Nanowires made of silicon are ideal for high-density memories, where they can provide high-density memory at low cost. Furthermore, they are also capable of high-speed access and programming. This results in high speed, low-cost, and high-density memory.
A crystalline silica nanowire has the ability to generate second harmonics, which are based on the nonlinearity of surface dipoles and bulk multipoles. In addition, the nanowire can be circular or microstructured. The LP11 multiplet is present in the nanowire structure and is phase-matched by the pump field propagating in the fundamental mode. As the nanowire diameter approaches nanometers, the etching pathway is enhanced, resulting in a thin, straight silica sheath.
Nano-structures made of silica nanowires have been used to develop simple and effective nanoinstrumentation. These nanostructures can be used to deliver drugs to specific areas. The use of silica nanowires in these applications will require a thorough demonstration of their nano-toxicity. But if this is confirmed, these nanostructures can become useful nanomedicines.
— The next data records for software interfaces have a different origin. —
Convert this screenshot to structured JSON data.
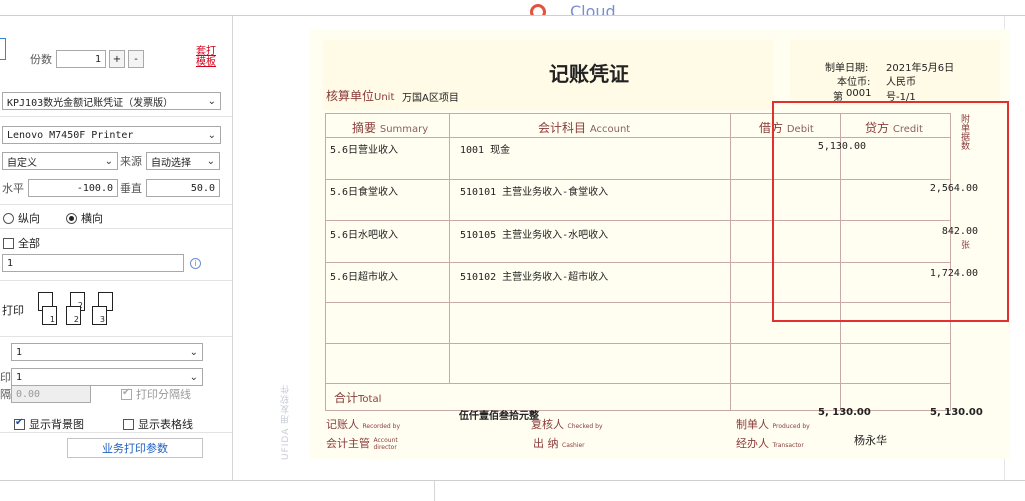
{
  "left": {
    "copies_label": "份数",
    "copies_value": "1",
    "plus_label": "+",
    "minus_label": "-",
    "template_link": "套打模板",
    "template_select": "KPJ103数光金额记账凭证（发票版）",
    "printer_select": "Lenovo M7450F Printer",
    "paper_select": "自定义",
    "source_label": "来源",
    "source_select": "自动选择",
    "horizontal_label": "水平",
    "horizontal_value": "-100.0",
    "vertical_label": "垂直",
    "vertical_value": "50.0",
    "portrait_label": "纵向",
    "landscape_label": "横向",
    "orientation": "landscape",
    "all_label": "全部",
    "range_value": "1",
    "collate_label": "打印",
    "page_icons": [
      "1",
      "2",
      "3"
    ],
    "select1_value": "1",
    "select2_label": "印",
    "select2_value": "1",
    "gap_label": "隔",
    "gap_value": "0.00",
    "print_separator_label": "打印分隔线",
    "print_separator_checked": true,
    "show_bg_label": "显示背景图",
    "show_bg_checked": true,
    "show_grid_label": "显示表格线",
    "show_grid_checked": false,
    "business_params_button": "业务打印参数"
  },
  "top_logo": "Cloud",
  "voucher": {
    "title": "记账凭证",
    "date_label": "制单日期:",
    "date_value": "2021年5月6日",
    "currency_label": "本位币:",
    "currency_value": "人民币",
    "number_label": "第",
    "number_value": "0001",
    "number_suffix": "号-1/1",
    "unit_label": "核算单位",
    "unit_label_en": "Unit",
    "unit_value": "万国A区项目",
    "col_summary": "摘要",
    "col_summary_en": "Summary",
    "col_account": "会计科目",
    "col_account_en": "Account",
    "col_debit": "借方",
    "col_debit_en": "Debit",
    "col_credit": "贷方",
    "col_credit_en": "Credit",
    "attachments_vertical": "附单据数",
    "sheets_vertical": "张",
    "rows": [
      {
        "summary": "5.6日营业收入",
        "account": "1001 现金",
        "debit": "5,130.00",
        "credit": ""
      },
      {
        "summary": "5.6日食堂收入",
        "account": "510101 主营业务收入-食堂收入",
        "debit": "",
        "credit": "2,564.00"
      },
      {
        "summary": "5.6日水吧收入",
        "account": "510105 主营业务收入-水吧收入",
        "debit": "",
        "credit": "842.00"
      },
      {
        "summary": "5.6日超市收入",
        "account": "510102 主营业务收入-超市收入",
        "debit": "",
        "credit": "1,724.00"
      }
    ],
    "total_label": "合计",
    "total_label_en": "Total",
    "total_words": "伍仟壹佰叁拾元整",
    "total_debit": "5, 130.00",
    "total_credit": "5, 130.00",
    "recorded_by_label": "记账人",
    "recorded_by_en": "Recorded by",
    "checked_by_label": "复核人",
    "checked_by_en": "Checked by",
    "produced_by_label": "制单人",
    "produced_by_en": "Produced by",
    "director_label": "会计主管",
    "director_en": "Account director",
    "cashier_label": "出  纳",
    "cashier_en": "Cashier",
    "transactor_label": "经办人",
    "transactor_en": "Transactor",
    "transactor_value": "杨永华",
    "watermark": "UFIDA 用友软件"
  },
  "colors": {
    "highlight_box": "#e03030",
    "template_link": "#d0021b",
    "voucher_bg": "#fffef1",
    "voucher_accent": "#8a3c3c",
    "button_link": "#1f5fc1"
  }
}
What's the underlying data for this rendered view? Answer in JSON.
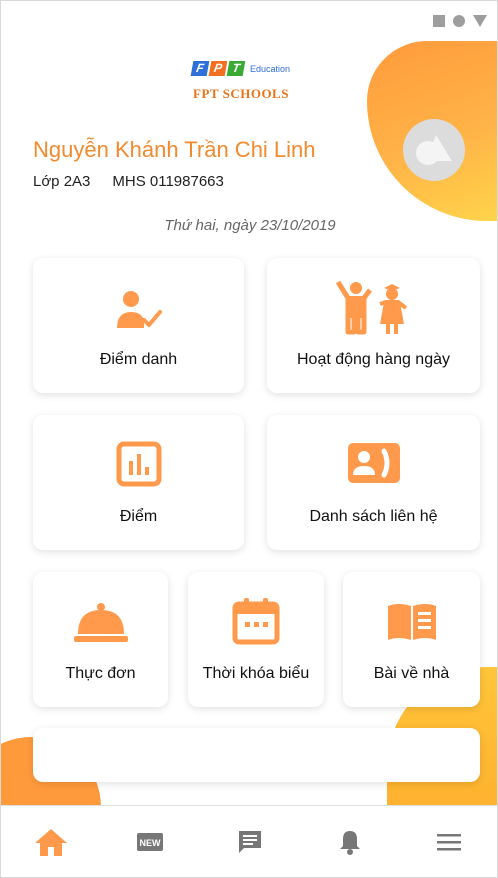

However, there are still some challenges to overcome before they can be used for drug delivery.
For example, one study investigated the use of silica nanowires for pH sensing. This was achieved by modifying the surface of the silica nanowires with the amino group. The amino group is responsible for changing the surface charge.
Using silicon membranes with pass-through nanochannels, we have studied the amount of positronium emitted forward. We found that the amount of forward emitted positronium is proportional to the thickness and size of the silicon membrane. The results indicate that a membrane with a thickness of seven to 1.3 mm and a nanochannel size of seven to 10 nm will emit a maximum of 16+-5 percent positronium.
In order to produce a high-energy positron, the initial Ps atoms should be 1.2x as large as the maximum m=1 atoms. In order to generate the required amount of Ps, the incoming cylindrically symmetric Gaussian beam has a one-mm FWHM. However, in the BEC, only 40% of the incoming positrons can be converted into Ps. Moreover, in the cavity, only one-fourth of positrons can survive as pure m=1 atoms.
The positron reemission probability is about 67%. For every 30 eV of energy lost by a positron, two positrons should be emitted, producing one Ps per positron. However, some of them might have stuck to the silicon membrane or the diamond surface. In the latter case, they may generate Ps by collisions with silica.
The positronium emitted from silicon membranes is highly useful for scientific research. It can be used to investigate various aspects of the electron population in a sample. For example, Ps can be used to detect the atomic composition of DNA or to study the behavior of DNA.